The process of building a human is complex on many levels. The trillions of cells which must organise themselves to build our bodies are themselves reliant on complex genetic processes. Each cell will not perfectly execute its genetic code, which is why identical twins don’t look or behave in exactly the same way. It’s also why our bodies are not completely symmetrical: the same genetic program is running in all of our cells, but chance events will shape the outcome in each case. This means there will never be a simple relationship between your genetics and your physical characteristics, personality or intelligence. This limits the accuracy of any genetic predictions we might try to make.
There are other limitations. To make meaningful predictions about an individual based on their genetic code, we would have to understand how each of the genetic variants that make them unique contribute to their overall physical and psychological characteristics. And unfortunately our main technique for investigating human genetics relies on studying genetic variation across populations, and it is hard to extrapolate these results to make predictions about individuals.
Worse still, we are finding that each person carries rare or unique genetic variants that have not been looked at in these population studies. This makes it harder to understand what contribution they might make to a given trait. Compounding this issue further is the fact that genetic variants can interact in ways that are hard to predict.
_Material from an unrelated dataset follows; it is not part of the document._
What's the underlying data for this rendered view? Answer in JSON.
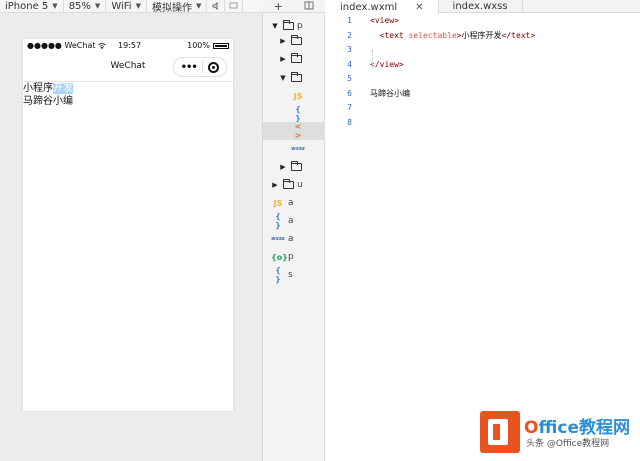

Despite all this, there are hundreds of examples in the popular press that give the impression that there is always a simple relationship between the gene and the trait it influences. While these misinterpretations may be frustrating for a geneticist to read, they sometimes also have real-life impacts.
One of the most notorious examples is MAOA, aka the “warrior gene”. It has several variants, some of which are associated with aggression and antisocial behaviour. But the relationship between these variants and a person’s behaviour is not simple, and appears to depend on the person having a history of being abused as a child.
Having one of these variants doesn’t guarantee you will be aggressive: about one third of northern European men carry one such variant, and not all studies report an association with aggression. Nevertheless, this warrior gene has been used as a factor in multiple murder trials. In each case the defence has claimed that it predisposed the defendant to violence. In two of the cases the sentences were reduced as a result.
Genetics is also entering the political arena. In 2013 the then education secretary Michael Gove’s outgoing advisor Dominic Cummings wrote that the government needs to take genetics into account when formulating education policy. His view, that an individual child’s performance is mainly based on genetics, is another example of misapplying population-level studies to predicting individual performance.
This puts us in the strange situation of genetics affecting society in ways which are not supported by our current understanding of the science. Given we are fast approaching a time when we will each have access to our genetic code, we all need to get a clear understanding of the limits to what our genes can predict. It is otherwise hard to be confident that we will make sensible or rational decisions, either as individuals or as a society.
In Gattaca, the seductive certainty offered by genetic determinism ends up being cleverly undermined when Vincent (Ethan Hawke), one of the few people born outside the pre-selection process, proves more than a match for his genetically perfect peers. The film’s ultimate message is that DNA is not destiny – which is precisely what science is now increasingly backing up. This being the case, allowing ourselves to be misled by science fiction is both an unfortunate and strange state of affairs.